(SUPPLIED DATA)

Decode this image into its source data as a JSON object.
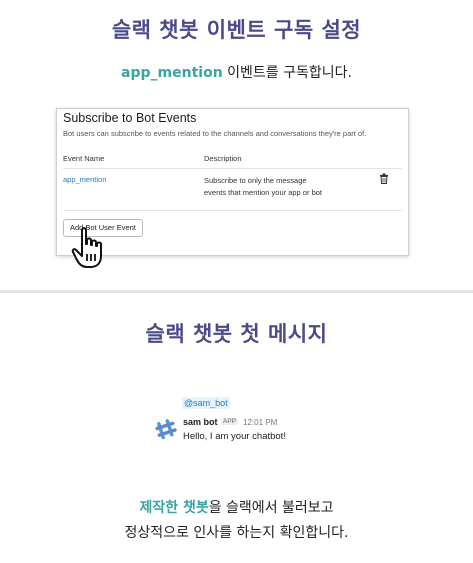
{
  "section1": {
    "title": "슬랙 챗봇 이벤트 구독 설정",
    "subtitle_highlight": "app_mention",
    "subtitle_rest": " 이벤트를 구독합니다.",
    "card": {
      "heading": "Subscribe to Bot Events",
      "description": "Bot users can subscribe to events related to the channels and conversations they're part of.",
      "col_event": "Event Name",
      "col_description": "Description",
      "event_name": "app_mention",
      "event_description": "Subscribe to only the message events that mention your app or bot",
      "add_button": "Add Bot User Event"
    }
  },
  "section2": {
    "title": "슬랙 챗봇 첫 메시지",
    "mention": "@sam_bot",
    "bot_name": "sam bot",
    "app_badge": "APP",
    "time": "12:01 PM",
    "message": "Hello, I am your chatbot!",
    "caption_highlight": "제작한 챗봇",
    "caption_rest1": "을 슬랙에서 불러보고",
    "caption_line2": "정상적으로 인사를 하는지 확인합니다."
  },
  "colors": {
    "title": "#4a4a8a",
    "highlight": "#3aa3a3",
    "link": "#2a7ab8"
  },
  "icons": {
    "trash": "trash-icon",
    "cursor": "hand-pointer-icon",
    "bot_logo": "slack-logo-icon"
  }
}
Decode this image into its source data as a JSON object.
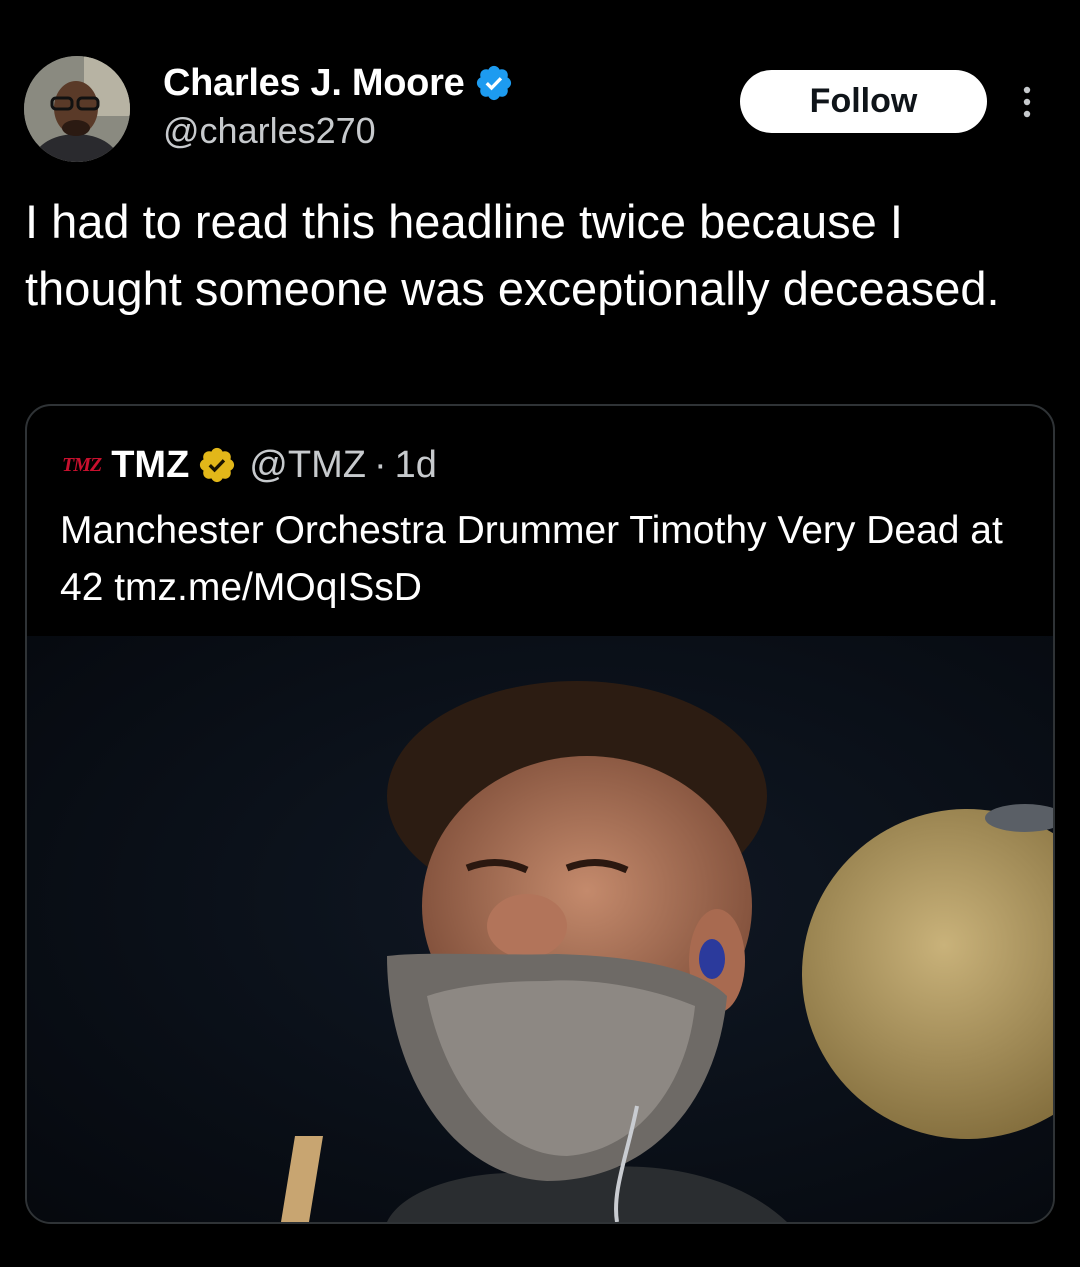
{
  "author": {
    "name": "Charles J. Moore",
    "handle": "@charles270",
    "verified_icon": "blue-verified-badge-icon",
    "avatar_icon": "user-avatar"
  },
  "follow_button": {
    "label": "Follow"
  },
  "more_button": {
    "icon": "more-vertical-icon"
  },
  "tweet": {
    "text": "I had to read this headline twice because I thought someone was exceptionally deceased."
  },
  "quoted_tweet": {
    "logo_text": "TMZ",
    "name": "TMZ",
    "verified_icon": "gold-verified-badge-icon",
    "handle": "@TMZ",
    "separator": "·",
    "time": "1d",
    "text": "Manchester Orchestra Drummer Timothy Very Dead at 42 tmz.me/MOqISsD",
    "image": "photo of bearded drummer smiling next to a cymbal"
  },
  "colors": {
    "background": "#000000",
    "text": "#ffffff",
    "muted": "#c7cacd",
    "verified_blue": "#1d9bf0",
    "verified_gold": "#e2b719",
    "card_border": "#2f3336",
    "tmz_red": "#c8102e"
  }
}
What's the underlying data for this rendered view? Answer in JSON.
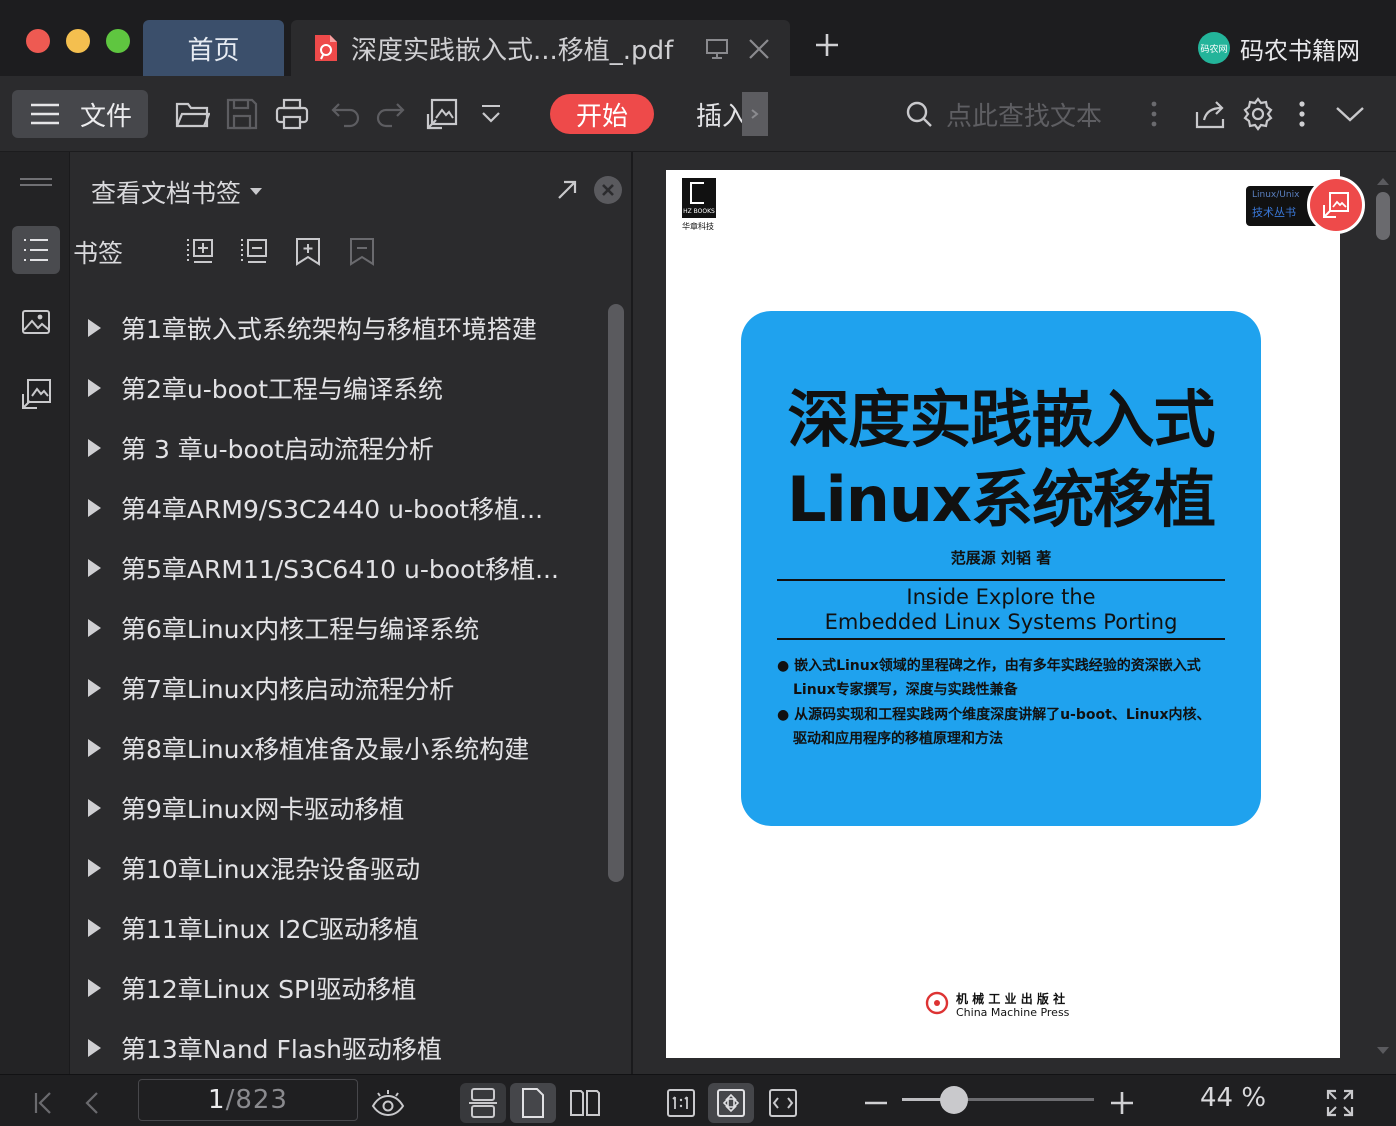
{
  "window": {
    "traffic_lights": {
      "close": "#ee5a52",
      "minimize": "#f4bf4f",
      "zoom": "#5fc640"
    }
  },
  "tabs": [
    {
      "label": "首页",
      "active": false
    },
    {
      "label": "深度实践嵌入式...移植_.pdf",
      "active": true
    }
  ],
  "brand": {
    "name": "码农书籍网",
    "badge": "码农网"
  },
  "toolbar": {
    "file_label": "文件",
    "start_label": "开始",
    "insert_label": "插入",
    "search_placeholder": "点此查找文本",
    "accent": "#ee4a4a"
  },
  "panel": {
    "title": "查看文档书签",
    "bookmarks_label": "书签",
    "bookmarks": [
      "第1章嵌入式系统架构与移植环境搭建",
      "第2章u-boot工程与编译系统",
      "第 3 章u-boot启动流程分析",
      "第4章ARM9/S3C2440 u-boot移植...",
      "第5章ARM11/S3C6410 u-boot移植...",
      "第6章Linux内核工程与编译系统",
      "第7章Linux内核启动流程分析",
      "第8章Linux移植准备及最小系统构建",
      "第9章Linux网卡驱动移植",
      "第10章Linux混杂设备驱动",
      "第11章Linux I2C驱动移植",
      "第12章Linux SPI驱动移植",
      "第13章Nand Flash驱动移植"
    ]
  },
  "document": {
    "publisher_logo": "HZ BOOKS",
    "publisher_cn": "华章科技",
    "series_tag_1": "Linux/Unix",
    "series_tag_2": "技术丛书",
    "title_line1": "深度实践嵌入式",
    "title_line2": "Linux系统移植",
    "authors": "范展源  刘韬     著",
    "en_title_line1": "Inside Explore the",
    "en_title_line2": "Embedded Linux Systems Porting",
    "bullet1_line1": "● 嵌入式Linux领域的里程碑之作，由有多年实践经验的资深嵌入式",
    "bullet1_line2": "Linux专家撰写，深度与实践性兼备",
    "bullet2_line1": "● 从源码实现和工程实践两个维度深度讲解了u-boot、Linux内核、",
    "bullet2_line2": "驱动和应用程序的移植原理和方法",
    "press_cn": "机 械 工 业 出 版 社",
    "press_en": "China Machine Press",
    "cover_color": "#1fa2ee"
  },
  "status": {
    "current_page": "1",
    "page_separator": "/",
    "total_pages": "823",
    "zoom_label": "44 %",
    "zoom_fraction": 0.27
  }
}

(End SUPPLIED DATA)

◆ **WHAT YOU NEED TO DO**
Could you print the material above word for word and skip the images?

◆ **ANSWER AREA**
Decode this image into its source data as a JSON object.
{
  "section1": {
    "title": "슬랙 챗봇 이벤트 구독 설정",
    "subtitle_highlight": "app_mention",
    "subtitle_rest": " 이벤트를 구독합니다.",
    "card": {
      "heading": "Subscribe to Bot Events",
      "description": "Bot users can subscribe to events related to the channels and conversations they're part of.",
      "col_event": "Event Name",
      "col_description": "Description",
      "event_name": "app_mention",
      "event_description": "Subscribe to only the message events that mention your app or bot",
      "add_button": "Add Bot User Event"
    }
  },
  "section2": {
    "title": "슬랙 챗봇 첫 메시지",
    "mention": "@sam_bot",
    "bot_name": "sam bot",
    "app_badge": "APP",
    "time": "12:01 PM",
    "message": "Hello, I am your chatbot!",
    "caption_highlight": "제작한 챗봇",
    "caption_rest1": "을 슬랙에서 불러보고",
    "caption_line2": "정상적으로 인사를 하는지 확인합니다."
  },
  "colors": {
    "title": "#4a4a8a",
    "highlight": "#3aa3a3",
    "link": "#2a7ab8"
  },
  "icons": {
    "trash": "trash-icon",
    "cursor": "hand-pointer-icon",
    "bot_logo": "slack-logo-icon"
  }
}
Decode this image into its source data as a JSON object.
{
  "author": {
    "name": "Charles J. Moore",
    "handle": "@charles270",
    "verified_icon": "blue-verified-badge-icon",
    "avatar_icon": "user-avatar"
  },
  "follow_button": {
    "label": "Follow"
  },
  "more_button": {
    "icon": "more-vertical-icon"
  },
  "tweet": {
    "text": "I had to read this headline twice because I thought someone was exceptionally deceased."
  },
  "quoted_tweet": {
    "logo_text": "TMZ",
    "name": "TMZ",
    "verified_icon": "gold-verified-badge-icon",
    "handle": "@TMZ",
    "separator": "·",
    "time": "1d",
    "text": "Manchester Orchestra Drummer Timothy Very Dead at 42 tmz.me/MOqISsD",
    "image": "photo of bearded drummer smiling next to a cymbal"
  },
  "colors": {
    "background": "#000000",
    "text": "#ffffff",
    "muted": "#c7cacd",
    "verified_blue": "#1d9bf0",
    "verified_gold": "#e2b719",
    "card_border": "#2f3336",
    "tmz_red": "#c8102e"
  }
}
What's the underlying data for this rendered view? Answer in JSON.
{
  "window": {
    "traffic_lights": {
      "close": "#ee5a52",
      "minimize": "#f4bf4f",
      "zoom": "#5fc640"
    }
  },
  "tabs": [
    {
      "label": "首页",
      "active": false
    },
    {
      "label": "深度实践嵌入式...移植_.pdf",
      "active": true
    }
  ],
  "brand": {
    "name": "码农书籍网",
    "badge": "码农网"
  },
  "toolbar": {
    "file_label": "文件",
    "start_label": "开始",
    "insert_label": "插入",
    "search_placeholder": "点此查找文本",
    "accent": "#ee4a4a"
  },
  "panel": {
    "title": "查看文档书签",
    "bookmarks_label": "书签",
    "bookmarks": [
      "第1章嵌入式系统架构与移植环境搭建",
      "第2章u-boot工程与编译系统",
      "第 3 章u-boot启动流程分析",
      "第4章ARM9/S3C2440 u-boot移植...",
      "第5章ARM11/S3C6410 u-boot移植...",
      "第6章Linux内核工程与编译系统",
      "第7章Linux内核启动流程分析",
      "第8章Linux移植准备及最小系统构建",
      "第9章Linux网卡驱动移植",
      "第10章Linux混杂设备驱动",
      "第11章Linux I2C驱动移植",
      "第12章Linux SPI驱动移植",
      "第13章Nand Flash驱动移植"
    ]
  },
  "document": {
    "publisher_logo": "HZ BOOKS",
    "publisher_cn": "华章科技",
    "series_tag_1": "Linux/Unix",
    "series_tag_2": "技术丛书",
    "title_line1": "深度实践嵌入式",
    "title_line2": "Linux系统移植",
    "authors": "范展源  刘韬     著",
    "en_title_line1": "Inside Explore the",
    "en_title_line2": "Embedded Linux Systems Porting",
    "bullet1_line1": "● 嵌入式Linux领域的里程碑之作，由有多年实践经验的资深嵌入式",
    "bullet1_line2": "Linux专家撰写，深度与实践性兼备",
    "bullet2_line1": "● 从源码实现和工程实践两个维度深度讲解了u-boot、Linux内核、",
    "bullet2_line2": "驱动和应用程序的移植原理和方法",
    "press_cn": "机 械 工 业 出 版 社",
    "press_en": "China Machine Press",
    "cover_color": "#1fa2ee"
  },
  "status": {
    "current_page": "1",
    "page_separator": "/",
    "total_pages": "823",
    "zoom_label": "44 %",
    "zoom_fraction": 0.27
  }
}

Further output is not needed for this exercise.